('3' would be correct)

What I am trying to say is, given how weird the 1~7 scaling, with 3 in
the middle, is, I doubt there exist real world pages that relies on
this, but I am happy to be proved wrong.

>> Unless there's really a lot of Webkit-specific content that actually uses
>> this.
> I bet there is. This is particularly relevant in emails sent by old mail
> clients.

For what it's worth, my Mail 5.1 sends '<span class="Apple-style-span"
style="font-size: <number>px;"' for every font size in the UI.

(12/04/16 18:43), Aryeh Gregor wrote:
> WebKit already supports "font-size: -webkit-xxx-large".  Both HTML5
> and HTML Editing APIs refer to a nonexistent CSS value of "xxx-large":

While WebKit can count as a reason, I think it's a bit strange to count
in what's written on the drafts as objective reasons.

(12/04/17 20:37), Aryeh Gregor wrote:
> The cost is minimal, and it would make the platform a bit more
> coherent.  Legacy HTML formatting tags are around to stay, and it just
> makes life easier if there are reliable CSS substitutes.

I don't think it very hard if you just replace xxx-large with "a
nameless value used to indicate a font size 50% larger than 'xx-large'",
so it's not clear whose life is made easier with this.

> The additional implementation cost is very small; I'd be happy to
> write patches for Gecko.

I'd be happy to write patches for WebKit too.

[1] http://www.w3.org/Bugs/Public/show_bug.cgi?id=14251
[2] http://www-archive.mozilla.org/editor/midasdemo/

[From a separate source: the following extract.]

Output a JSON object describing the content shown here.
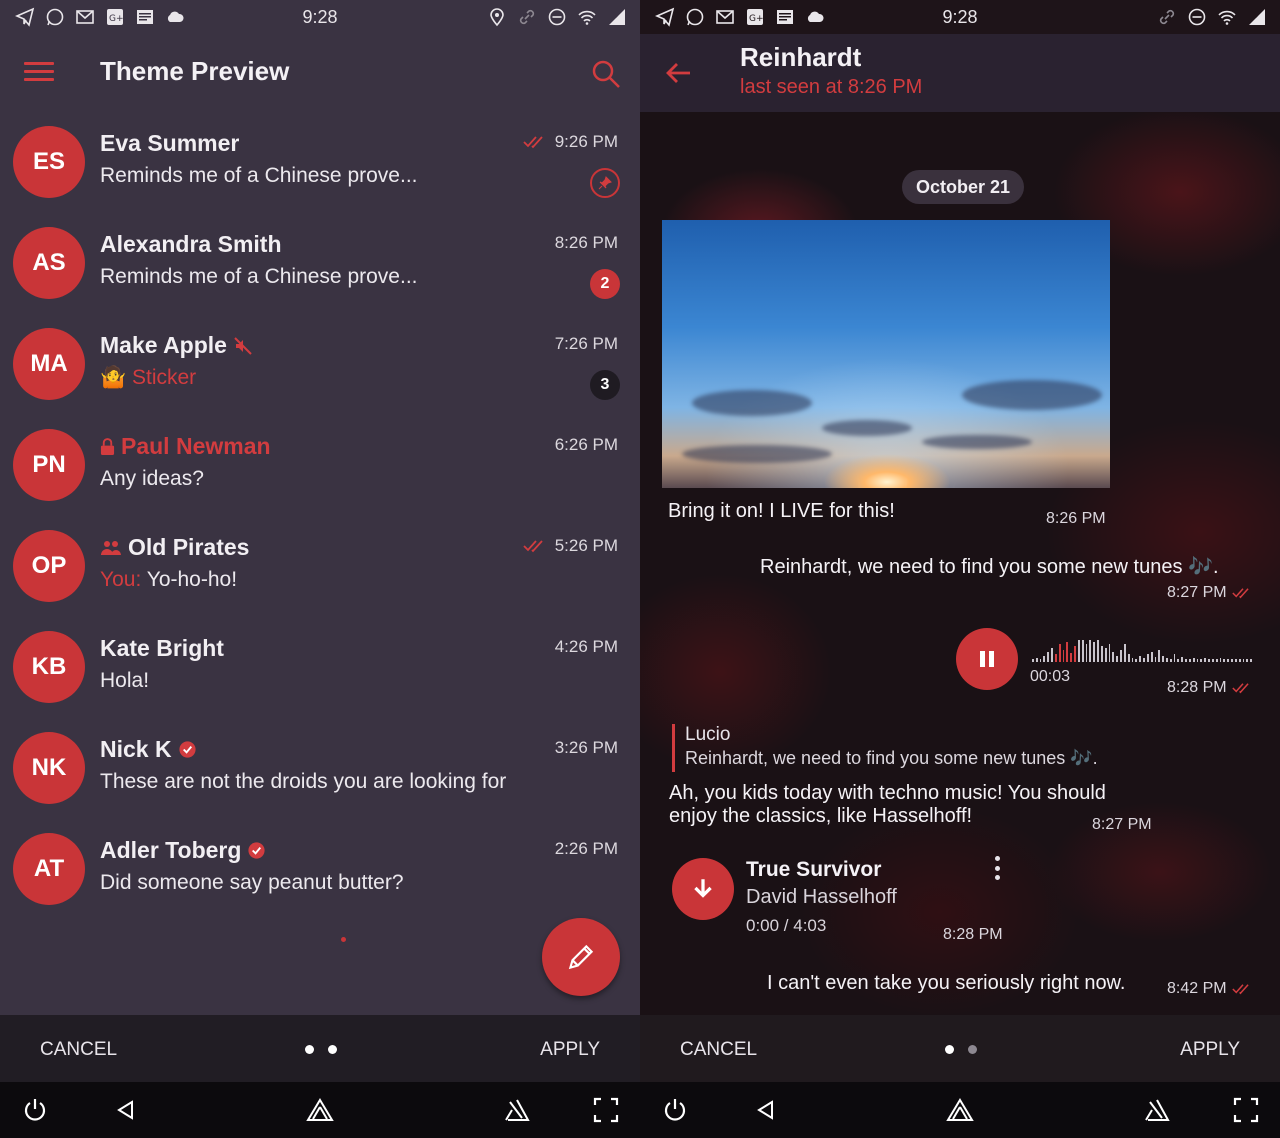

Received on Tuesday, 17 April 2012 19:32:53 UTC

This archive was generated by hypermail 2.3.1 : Wednesday, 11 February 2015 12:35:07 UTC